### Dataset records

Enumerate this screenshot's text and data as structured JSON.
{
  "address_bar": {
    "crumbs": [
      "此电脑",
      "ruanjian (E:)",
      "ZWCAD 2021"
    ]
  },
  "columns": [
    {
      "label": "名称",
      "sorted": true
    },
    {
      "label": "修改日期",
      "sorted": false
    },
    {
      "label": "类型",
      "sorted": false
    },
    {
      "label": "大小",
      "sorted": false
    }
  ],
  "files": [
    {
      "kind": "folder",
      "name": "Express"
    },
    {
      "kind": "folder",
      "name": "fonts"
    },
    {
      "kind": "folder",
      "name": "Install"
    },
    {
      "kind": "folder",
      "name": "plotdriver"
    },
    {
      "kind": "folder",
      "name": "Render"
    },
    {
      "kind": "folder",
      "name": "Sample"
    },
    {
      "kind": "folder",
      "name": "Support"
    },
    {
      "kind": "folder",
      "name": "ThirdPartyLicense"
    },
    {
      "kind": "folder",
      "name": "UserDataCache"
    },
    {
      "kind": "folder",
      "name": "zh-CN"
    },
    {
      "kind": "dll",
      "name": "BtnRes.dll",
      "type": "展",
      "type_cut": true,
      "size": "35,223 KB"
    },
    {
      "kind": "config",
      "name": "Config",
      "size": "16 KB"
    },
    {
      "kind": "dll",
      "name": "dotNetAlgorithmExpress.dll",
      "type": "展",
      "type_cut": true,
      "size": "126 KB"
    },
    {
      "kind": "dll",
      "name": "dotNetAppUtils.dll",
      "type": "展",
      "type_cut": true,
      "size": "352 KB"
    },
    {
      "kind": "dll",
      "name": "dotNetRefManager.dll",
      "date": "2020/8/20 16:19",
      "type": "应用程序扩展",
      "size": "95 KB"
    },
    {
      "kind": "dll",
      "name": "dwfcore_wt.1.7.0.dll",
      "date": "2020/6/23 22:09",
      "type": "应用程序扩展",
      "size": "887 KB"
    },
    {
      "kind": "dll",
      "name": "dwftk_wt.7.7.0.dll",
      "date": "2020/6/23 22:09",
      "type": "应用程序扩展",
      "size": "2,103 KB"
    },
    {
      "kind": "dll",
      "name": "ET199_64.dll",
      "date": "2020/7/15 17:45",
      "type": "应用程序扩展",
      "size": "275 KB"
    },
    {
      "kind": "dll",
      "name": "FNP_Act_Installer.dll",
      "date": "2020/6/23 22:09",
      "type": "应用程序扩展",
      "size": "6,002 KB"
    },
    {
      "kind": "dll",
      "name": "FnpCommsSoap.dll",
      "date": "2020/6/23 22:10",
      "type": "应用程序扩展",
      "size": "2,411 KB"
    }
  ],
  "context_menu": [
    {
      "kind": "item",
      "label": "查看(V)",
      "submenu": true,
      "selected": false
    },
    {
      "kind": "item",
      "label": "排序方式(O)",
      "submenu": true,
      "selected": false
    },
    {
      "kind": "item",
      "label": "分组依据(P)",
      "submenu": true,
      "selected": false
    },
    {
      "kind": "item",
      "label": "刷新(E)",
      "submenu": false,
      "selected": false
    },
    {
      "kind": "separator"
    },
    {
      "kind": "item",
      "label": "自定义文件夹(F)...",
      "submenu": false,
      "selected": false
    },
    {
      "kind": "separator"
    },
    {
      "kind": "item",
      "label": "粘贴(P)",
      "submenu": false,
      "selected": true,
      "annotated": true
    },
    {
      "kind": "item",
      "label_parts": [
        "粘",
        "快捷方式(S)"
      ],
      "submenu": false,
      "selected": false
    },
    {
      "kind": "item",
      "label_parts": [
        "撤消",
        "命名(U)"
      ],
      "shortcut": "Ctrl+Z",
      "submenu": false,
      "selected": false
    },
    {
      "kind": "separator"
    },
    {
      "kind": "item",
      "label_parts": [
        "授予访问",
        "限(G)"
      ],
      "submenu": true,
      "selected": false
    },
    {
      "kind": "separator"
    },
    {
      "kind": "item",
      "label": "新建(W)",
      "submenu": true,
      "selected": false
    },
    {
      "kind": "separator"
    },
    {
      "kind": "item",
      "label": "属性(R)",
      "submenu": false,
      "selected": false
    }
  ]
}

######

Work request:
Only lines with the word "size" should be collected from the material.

Written response:
      "size": "35,223 KB"
      "size": "16 KB"
      "size": "126 KB"
      "size": "352 KB"
      "size": "95 KB"
      "size": "887 KB"
      "size": "2,103 KB"
      "size": "275 KB"
      "size": "6,002 KB"
      "size": "2,411 KB"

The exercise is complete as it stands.